Not many of us can remember a time when the Southern Sweet Potato Pie was not adorning our holiday table. Poor or rich, the dessert table held in aluminum pan holding perfectly made pie crust with the prettiest orange custard in the center. If you were lucky an elder person made your pie crust from scratch and your home was filled with the scent of history and love. Children, both boys and girls watched as sweet potatoes were brought from the field, washed and cleaned, peeled, boiled or baked. Eyes wide, potatoes were smashed and lovingly mixed with sugar, spices, eggs, milk, vanilla. Each ingredient measured out perfectly by the touch of the hand or simply eye sight. Unfortunately, that gift did not pass down to me as I measure and weigh everything. What was passed down was the love of food, sharing, creating and serving. Being a part of the celebration of life when we all come together to share and be one.
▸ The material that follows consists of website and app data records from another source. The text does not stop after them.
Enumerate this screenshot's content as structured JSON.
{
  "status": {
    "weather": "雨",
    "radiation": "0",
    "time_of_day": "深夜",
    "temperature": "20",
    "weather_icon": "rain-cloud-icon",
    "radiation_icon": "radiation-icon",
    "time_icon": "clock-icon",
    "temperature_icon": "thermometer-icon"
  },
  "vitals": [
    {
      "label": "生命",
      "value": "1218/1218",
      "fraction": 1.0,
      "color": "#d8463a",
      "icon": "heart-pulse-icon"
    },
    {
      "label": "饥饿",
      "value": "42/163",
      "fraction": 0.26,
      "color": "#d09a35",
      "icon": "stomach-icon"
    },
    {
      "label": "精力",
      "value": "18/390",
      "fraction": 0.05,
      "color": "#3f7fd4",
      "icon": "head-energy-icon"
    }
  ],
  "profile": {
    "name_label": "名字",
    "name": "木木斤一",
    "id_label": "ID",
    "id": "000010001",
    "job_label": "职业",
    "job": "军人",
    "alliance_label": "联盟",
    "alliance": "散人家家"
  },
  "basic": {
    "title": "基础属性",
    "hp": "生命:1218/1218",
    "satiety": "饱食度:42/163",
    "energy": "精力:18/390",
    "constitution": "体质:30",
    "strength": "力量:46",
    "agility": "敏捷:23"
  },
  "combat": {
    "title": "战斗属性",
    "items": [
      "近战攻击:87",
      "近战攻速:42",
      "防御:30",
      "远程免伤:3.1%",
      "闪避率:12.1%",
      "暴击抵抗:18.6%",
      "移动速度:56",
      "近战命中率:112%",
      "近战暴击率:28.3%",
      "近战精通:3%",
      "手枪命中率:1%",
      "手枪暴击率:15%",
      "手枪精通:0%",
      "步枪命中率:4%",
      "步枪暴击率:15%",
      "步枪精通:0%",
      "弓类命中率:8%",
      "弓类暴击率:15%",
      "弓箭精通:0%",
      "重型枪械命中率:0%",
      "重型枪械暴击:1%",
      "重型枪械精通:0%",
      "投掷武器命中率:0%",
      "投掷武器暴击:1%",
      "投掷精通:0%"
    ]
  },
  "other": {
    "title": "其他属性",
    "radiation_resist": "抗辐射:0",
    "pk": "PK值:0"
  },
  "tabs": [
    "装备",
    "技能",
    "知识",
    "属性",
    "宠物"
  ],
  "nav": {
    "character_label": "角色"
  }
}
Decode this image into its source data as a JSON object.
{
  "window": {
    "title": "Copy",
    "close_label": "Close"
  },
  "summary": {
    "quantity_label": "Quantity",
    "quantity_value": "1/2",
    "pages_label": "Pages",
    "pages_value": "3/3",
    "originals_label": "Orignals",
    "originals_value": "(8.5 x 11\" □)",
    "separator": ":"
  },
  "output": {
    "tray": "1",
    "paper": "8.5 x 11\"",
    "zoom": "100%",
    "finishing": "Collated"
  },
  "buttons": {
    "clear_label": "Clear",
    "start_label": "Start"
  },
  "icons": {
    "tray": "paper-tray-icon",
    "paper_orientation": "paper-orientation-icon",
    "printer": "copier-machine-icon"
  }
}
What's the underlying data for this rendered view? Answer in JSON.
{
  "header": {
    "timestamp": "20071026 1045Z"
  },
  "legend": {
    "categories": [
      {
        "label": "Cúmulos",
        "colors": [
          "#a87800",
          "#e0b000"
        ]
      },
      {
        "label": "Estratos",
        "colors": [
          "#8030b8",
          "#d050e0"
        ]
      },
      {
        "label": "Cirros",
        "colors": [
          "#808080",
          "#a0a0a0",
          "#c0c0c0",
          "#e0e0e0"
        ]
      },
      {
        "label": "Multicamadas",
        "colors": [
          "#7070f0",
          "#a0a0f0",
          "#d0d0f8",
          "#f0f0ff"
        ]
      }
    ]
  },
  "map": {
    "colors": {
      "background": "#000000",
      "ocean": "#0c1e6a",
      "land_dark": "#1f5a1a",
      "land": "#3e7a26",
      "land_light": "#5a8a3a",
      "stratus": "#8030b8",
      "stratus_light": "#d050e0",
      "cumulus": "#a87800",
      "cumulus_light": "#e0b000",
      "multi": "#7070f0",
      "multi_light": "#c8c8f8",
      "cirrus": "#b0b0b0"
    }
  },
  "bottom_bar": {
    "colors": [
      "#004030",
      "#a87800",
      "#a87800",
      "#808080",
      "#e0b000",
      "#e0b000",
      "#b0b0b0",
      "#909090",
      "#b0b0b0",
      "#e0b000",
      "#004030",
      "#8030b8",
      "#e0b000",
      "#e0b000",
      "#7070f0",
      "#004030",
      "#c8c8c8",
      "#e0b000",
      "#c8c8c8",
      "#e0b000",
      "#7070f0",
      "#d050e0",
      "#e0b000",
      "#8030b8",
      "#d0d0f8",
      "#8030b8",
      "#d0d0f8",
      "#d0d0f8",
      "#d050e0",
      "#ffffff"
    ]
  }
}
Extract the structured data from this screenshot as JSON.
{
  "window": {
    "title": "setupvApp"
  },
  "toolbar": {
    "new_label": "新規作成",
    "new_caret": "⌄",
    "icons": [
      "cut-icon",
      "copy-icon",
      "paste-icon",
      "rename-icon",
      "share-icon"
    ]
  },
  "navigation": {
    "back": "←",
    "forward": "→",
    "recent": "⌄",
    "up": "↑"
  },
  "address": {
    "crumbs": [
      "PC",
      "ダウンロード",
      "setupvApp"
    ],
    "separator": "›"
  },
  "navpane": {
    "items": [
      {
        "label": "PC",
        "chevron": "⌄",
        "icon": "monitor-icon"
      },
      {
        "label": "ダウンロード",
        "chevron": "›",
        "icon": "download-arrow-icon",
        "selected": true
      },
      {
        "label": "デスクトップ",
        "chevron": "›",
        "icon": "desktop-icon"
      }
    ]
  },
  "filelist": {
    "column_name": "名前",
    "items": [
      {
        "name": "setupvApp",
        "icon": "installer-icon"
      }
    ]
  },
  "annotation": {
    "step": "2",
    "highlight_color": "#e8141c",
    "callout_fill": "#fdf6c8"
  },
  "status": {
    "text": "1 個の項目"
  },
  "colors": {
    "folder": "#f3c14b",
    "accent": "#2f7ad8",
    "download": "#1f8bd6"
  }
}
Happy Sweet Potato Pie from my loving hands to your smiling and awaiting mouth.
During the sixteenth century, Brits from Europe brought the tradition of making pumpkin pies for dessert to West Africa. The tradition was soon brought to America during slavery, where the African slaves transformed the dessert into something sweeter using yams, then sweet potatoes. Coincidentally, yams and black-eyed peas was a common food slaves were fed during the Middle Passage.
The name of the food was inconsistent at first, because the yam and sweet potato come from two different types of plants. The word yam in African dialects was either “Oyame or Yam Yam” or a few other terms with a few other meanings. Yams are monocots from the Dioscorea family. Sweet potatoes are from the Morning Glory plant family.
Sweet potato pie recipes made a cookbook debut in the 18th century. In the late part of the 19th century, Fannie Famer featured a recipe for glazed sweet potatoes in the Boston Cooking School Cookbook. Soon after, inventor George Washington Carver began to find various uses for the sweet potato, including in a candied version. He released over 100 uses for the vegetable.
As the slaves made the pie for large gatherings in celebration and as a part of family meals, the tradition has continued for family gatherings and black family reunions today.